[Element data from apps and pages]
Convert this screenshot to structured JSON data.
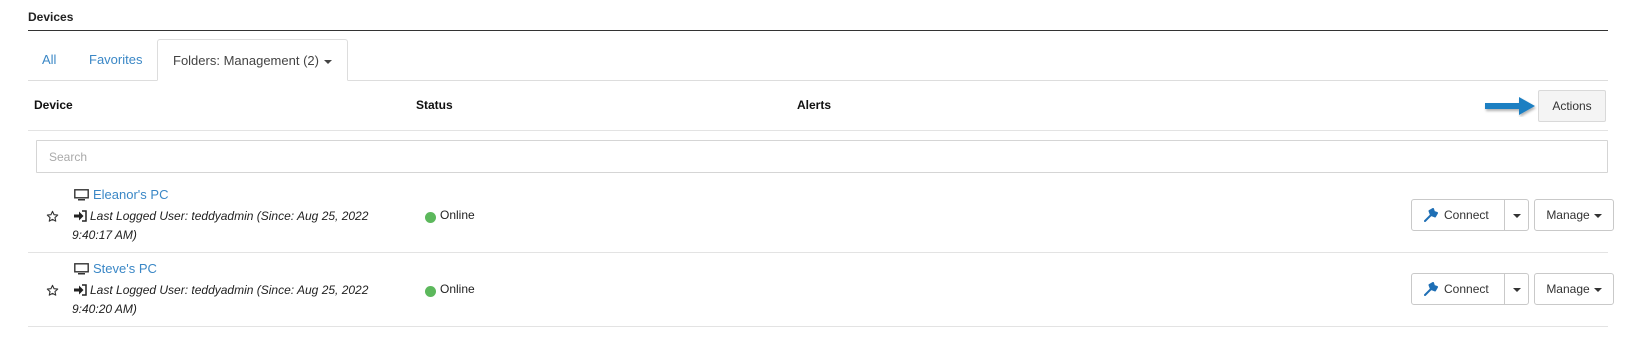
{
  "section": {
    "title": "Devices"
  },
  "tabs": [
    {
      "label": "All"
    },
    {
      "label": "Favorites"
    },
    {
      "label": "Folders: Management (2)"
    }
  ],
  "table": {
    "headers": {
      "device": "Device",
      "status": "Status",
      "alerts": "Alerts"
    },
    "actions_label": "Actions"
  },
  "search": {
    "placeholder": "Search"
  },
  "devices": [
    {
      "name": "Eleanor's PC",
      "last_user": "Last Logged User: teddyadmin (Since: Aug 25, 2022 9:40:17 AM)",
      "status": "Online",
      "connect_label": "Connect",
      "manage_label": "Manage"
    },
    {
      "name": "Steve's PC",
      "last_user": "Last Logged User: teddyadmin (Since: Aug 25, 2022 9:40:20 AM)",
      "status": "Online",
      "connect_label": "Connect",
      "manage_label": "Manage"
    }
  ],
  "colors": {
    "link": "#3a87c6",
    "online": "#5cb85c",
    "arrow": "#1f7fc2"
  },
  "icons": {
    "favorite": "star-outline-icon",
    "device": "monitor-icon",
    "login": "sign-in-icon",
    "connect": "wrench-icon",
    "annotation": "arrow-right-icon"
  }
}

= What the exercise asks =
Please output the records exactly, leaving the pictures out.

= Solution to this exercise =
Convert this screenshot to structured JSON data.
{
  "section": {
    "title": "Devices"
  },
  "tabs": [
    {
      "label": "All"
    },
    {
      "label": "Favorites"
    },
    {
      "label": "Folders: Management (2)"
    }
  ],
  "table": {
    "headers": {
      "device": "Device",
      "status": "Status",
      "alerts": "Alerts"
    },
    "actions_label": "Actions"
  },
  "search": {
    "placeholder": "Search"
  },
  "devices": [
    {
      "name": "Eleanor's PC",
      "last_user": "Last Logged User: teddyadmin (Since: Aug 25, 2022 9:40:17 AM)",
      "status": "Online",
      "connect_label": "Connect",
      "manage_label": "Manage"
    },
    {
      "name": "Steve's PC",
      "last_user": "Last Logged User: teddyadmin (Since: Aug 25, 2022 9:40:20 AM)",
      "status": "Online",
      "connect_label": "Connect",
      "manage_label": "Manage"
    }
  ],
  "colors": {
    "link": "#3a87c6",
    "online": "#5cb85c",
    "arrow": "#1f7fc2"
  },
  "icons": {
    "favorite": "star-outline-icon",
    "device": "monitor-icon",
    "login": "sign-in-icon",
    "connect": "wrench-icon",
    "annotation": "arrow-right-icon"
  }
}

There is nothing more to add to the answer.